Nearly five million people are bitten by dogs each year in the U.S. alone, and nearly half of those are children. Many children are naturally drawn to dogs, but that can be the recipe for disaster. Here are five things you can do to help protect your children from dog bites — and to protect dogs, which are frequently put down if they ever do bite a child.
The most important rule to teach to children is to never approach a dog that they do not know, even if the dog seems friendly. Some dogs are naturally skittish around children because kids can be very high energy and unpredictable. Combine that with a child running straight toward a dog, and even the most docile animal can snap out defensively.
If the dog is with its owner, teach your children to ask from a distance if they can approach the dog, and to not feel bad if the owner says “No.”
If a strange dog does approach a child, they should remain calm and still. Running away can trigger the dog’s prey drive and cause it to chase the child. Loud noises, like yelling, can also increase a dog’s energy level and make it anxious, meaning that it’s more likely to become aggressive.
If a dog knocks the child down, the child should roll into a ball and stay still, protecting their neck and head with their hands and arms — 66% of dog bite injuries to children under the age of four are to these areas.
See Something, Say Something
Teach your children to inform an adult immediately if they see a dog behaving unusually. Erratic behavior in a dog can be a sign of rabies, while a dog racing around unsupervised can be an indicator of aggression or excess of energy.
The child should never approach the dog, but should go directly to a trusted adult and tell them.
Report Dog Bites
If your child or a friend is ever bitten by any dog, you should teach them to tell you immediately. Twenty percent of dog bites require medical attention, so this is the best way to make sure they get immediate attention if needed.
It’s also important to emphasize to the children that they shouldn’t worry about themselves or the dog getting in trouble if a bite occurs.
No Talk, No Touch, No Eye Contact
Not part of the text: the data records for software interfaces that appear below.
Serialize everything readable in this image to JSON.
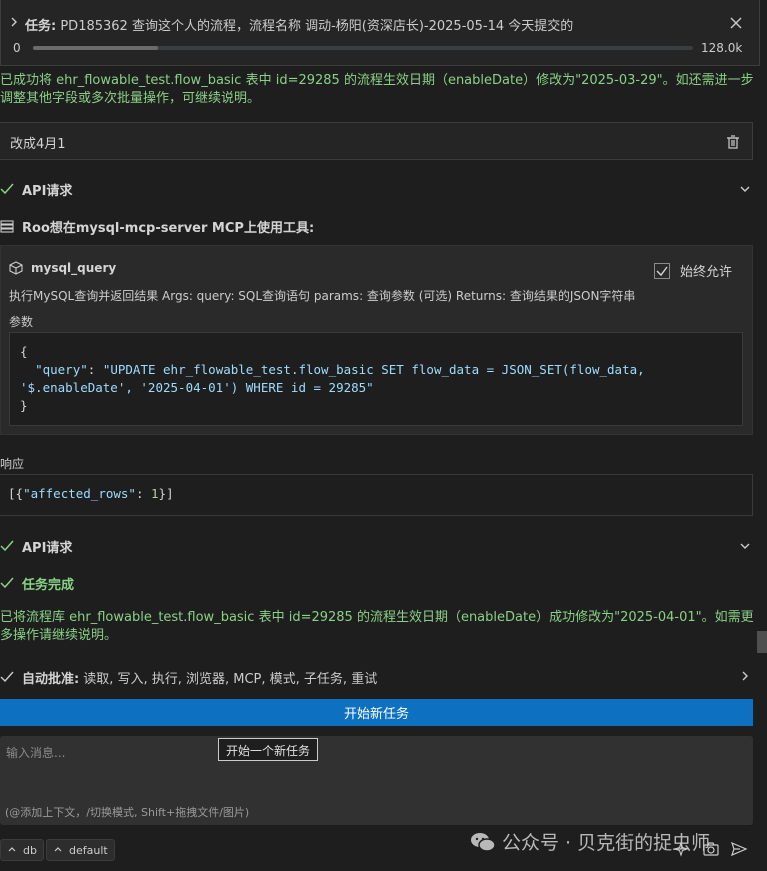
{
  "task": {
    "prefix": "任务:",
    "title": "PD185362 查询这个人的流程，流程名称 调动-杨阳(资深店长)-2025-05-14 今天提交的",
    "context_start": "0",
    "context_end": "128.0k",
    "context_fill_fraction": 0.19
  },
  "messages": {
    "assistant_1": "已成功将 ehr_flowable_test.flow_basic 表中 id=29285 的流程生效日期（enableDate）修改为\"2025-03-29\"。如还需进一步调整其他字段或多次批量操作，可继续说明。",
    "user": "改成4月1",
    "api_request_1": "API请求",
    "mcp_prompt": "Roo想在mysql-mcp-server MCP上使用工具:",
    "tool": {
      "name": "mysql_query",
      "always_allow": "始终允许",
      "always_allow_checked": true,
      "description": "执行MySQL查询并返回结果 Args: query: SQL查询语句 params: 查询参数 (可选) Returns: 查询结果的JSON字符串",
      "params_label": "参数",
      "code_open": "{",
      "code_key": "\"query\"",
      "code_sep": ": ",
      "code_value_1": "\"UPDATE ehr_flowable_test.flow_basic SET flow_data = JSON_SET(flow_data,",
      "code_value_2": "'$.enableDate', '2025-04-01') WHERE id = 29285\"",
      "code_close": "}"
    },
    "response_label": "响应",
    "response": {
      "open": "[{",
      "key": "\"affected_rows\"",
      "sep": ": ",
      "value": "1",
      "close": "}]"
    },
    "api_request_2": "API请求",
    "task_complete": "任务完成",
    "assistant_2": "已将流程库 ehr_flowable_test.flow_basic 表中 id=29285 的流程生效日期（enableDate）成功修改为\"2025-04-01\"。如需更多操作请继续说明。"
  },
  "auto_approve": {
    "label": "自动批准:",
    "items": "读取, 写入, 执行, 浏览器, MCP, 模式, 子任务, 重试",
    "checked": true
  },
  "new_task_button": "开始新任务",
  "input": {
    "placeholder": "输入消息...",
    "hint": "(@添加上下文，/切换模式, Shift+拖拽文件/图片)"
  },
  "tooltip": "开始一个新任务",
  "bottom": {
    "db_label": "db",
    "mode_label": "default"
  },
  "watermark": "公众号 · 贝克街的捉虫师",
  "colors": {
    "background": "#1e1e1e",
    "success_green": "#89d185",
    "button_blue": "#0e70c0"
  }
}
This rule applies to everyone meeting a strange dog for the first time. In the pack, the leader does not approach the submissive dogs. Submissive dogs come to the leader. By not engaging the dog, you are emphasizing your role as the pack leader. This also shows respect to the dog because you are silently inviting the dog to approach you instead of invading the dog’s intimate space.
If the dog decides to, she may approach and sniff you, then will either walk away or nudge you. If the dog walks away, then continue to ignore her. If she does touch you, then it’s okay to engage with the dog.
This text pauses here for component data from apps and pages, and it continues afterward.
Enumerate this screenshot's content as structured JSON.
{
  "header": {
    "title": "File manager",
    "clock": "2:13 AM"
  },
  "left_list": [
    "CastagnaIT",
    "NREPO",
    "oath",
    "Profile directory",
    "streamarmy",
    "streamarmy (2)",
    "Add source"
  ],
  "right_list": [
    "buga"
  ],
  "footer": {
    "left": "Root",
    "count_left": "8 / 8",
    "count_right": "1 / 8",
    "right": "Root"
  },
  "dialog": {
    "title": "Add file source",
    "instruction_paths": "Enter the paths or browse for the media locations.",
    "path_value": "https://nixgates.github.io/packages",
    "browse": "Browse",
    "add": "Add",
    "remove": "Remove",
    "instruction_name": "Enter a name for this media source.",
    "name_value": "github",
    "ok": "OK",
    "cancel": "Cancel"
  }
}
However, approach the dog from the side and kneel down. Never pet an unfamiliar dog on top of the head, as the dog can perceive this as a threat. Instead, pet or scratch the dog on the chest.
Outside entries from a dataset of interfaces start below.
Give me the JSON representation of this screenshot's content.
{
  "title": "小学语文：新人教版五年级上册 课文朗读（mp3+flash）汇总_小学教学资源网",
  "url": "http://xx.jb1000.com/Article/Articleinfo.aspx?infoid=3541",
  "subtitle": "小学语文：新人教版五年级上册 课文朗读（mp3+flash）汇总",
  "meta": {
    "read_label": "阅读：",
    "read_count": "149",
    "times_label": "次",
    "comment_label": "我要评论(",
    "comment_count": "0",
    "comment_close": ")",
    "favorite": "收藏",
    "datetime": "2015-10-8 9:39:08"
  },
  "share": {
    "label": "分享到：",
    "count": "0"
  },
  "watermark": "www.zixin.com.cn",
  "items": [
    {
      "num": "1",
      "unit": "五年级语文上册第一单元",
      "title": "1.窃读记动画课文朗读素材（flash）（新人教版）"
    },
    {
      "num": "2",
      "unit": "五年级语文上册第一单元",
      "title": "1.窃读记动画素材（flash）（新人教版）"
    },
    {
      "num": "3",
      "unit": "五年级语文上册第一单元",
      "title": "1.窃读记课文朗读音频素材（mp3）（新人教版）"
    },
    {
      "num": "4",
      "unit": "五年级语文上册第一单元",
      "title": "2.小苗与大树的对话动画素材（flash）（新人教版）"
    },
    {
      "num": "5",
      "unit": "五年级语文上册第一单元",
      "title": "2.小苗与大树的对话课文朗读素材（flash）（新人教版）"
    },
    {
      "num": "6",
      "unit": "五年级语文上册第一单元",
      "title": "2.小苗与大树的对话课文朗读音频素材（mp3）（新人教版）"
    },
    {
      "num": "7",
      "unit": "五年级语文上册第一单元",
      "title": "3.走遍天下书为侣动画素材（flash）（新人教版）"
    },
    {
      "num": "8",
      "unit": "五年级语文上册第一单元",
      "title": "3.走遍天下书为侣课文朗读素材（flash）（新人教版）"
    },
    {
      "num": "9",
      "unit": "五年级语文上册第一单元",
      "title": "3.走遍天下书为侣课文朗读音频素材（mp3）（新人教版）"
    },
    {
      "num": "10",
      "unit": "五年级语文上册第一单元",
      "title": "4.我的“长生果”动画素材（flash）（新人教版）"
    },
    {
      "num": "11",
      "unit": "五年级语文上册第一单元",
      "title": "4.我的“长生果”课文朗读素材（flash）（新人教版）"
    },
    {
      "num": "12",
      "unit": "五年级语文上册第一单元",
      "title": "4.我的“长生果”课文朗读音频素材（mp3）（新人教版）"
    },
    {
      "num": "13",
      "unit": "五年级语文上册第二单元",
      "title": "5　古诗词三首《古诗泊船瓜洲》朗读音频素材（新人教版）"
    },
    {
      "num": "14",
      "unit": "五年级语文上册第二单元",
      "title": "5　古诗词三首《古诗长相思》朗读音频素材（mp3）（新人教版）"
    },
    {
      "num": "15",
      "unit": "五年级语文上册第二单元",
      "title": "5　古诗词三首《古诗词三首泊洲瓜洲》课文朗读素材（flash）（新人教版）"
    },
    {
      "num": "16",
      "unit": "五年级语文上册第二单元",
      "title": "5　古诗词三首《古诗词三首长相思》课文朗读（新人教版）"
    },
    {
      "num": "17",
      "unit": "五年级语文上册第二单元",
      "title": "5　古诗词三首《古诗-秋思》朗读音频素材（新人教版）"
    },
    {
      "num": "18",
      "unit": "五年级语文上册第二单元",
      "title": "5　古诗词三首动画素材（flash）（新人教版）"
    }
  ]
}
The common theme in all of this is to teach your children to respect dogs and their space. Dogs are not toys, and not all dogs want to instantly be your child’s best friend. It’s also an opportunity to start early in teaching your children the power of calm, assertive energy, which will help to increase their self-confidence.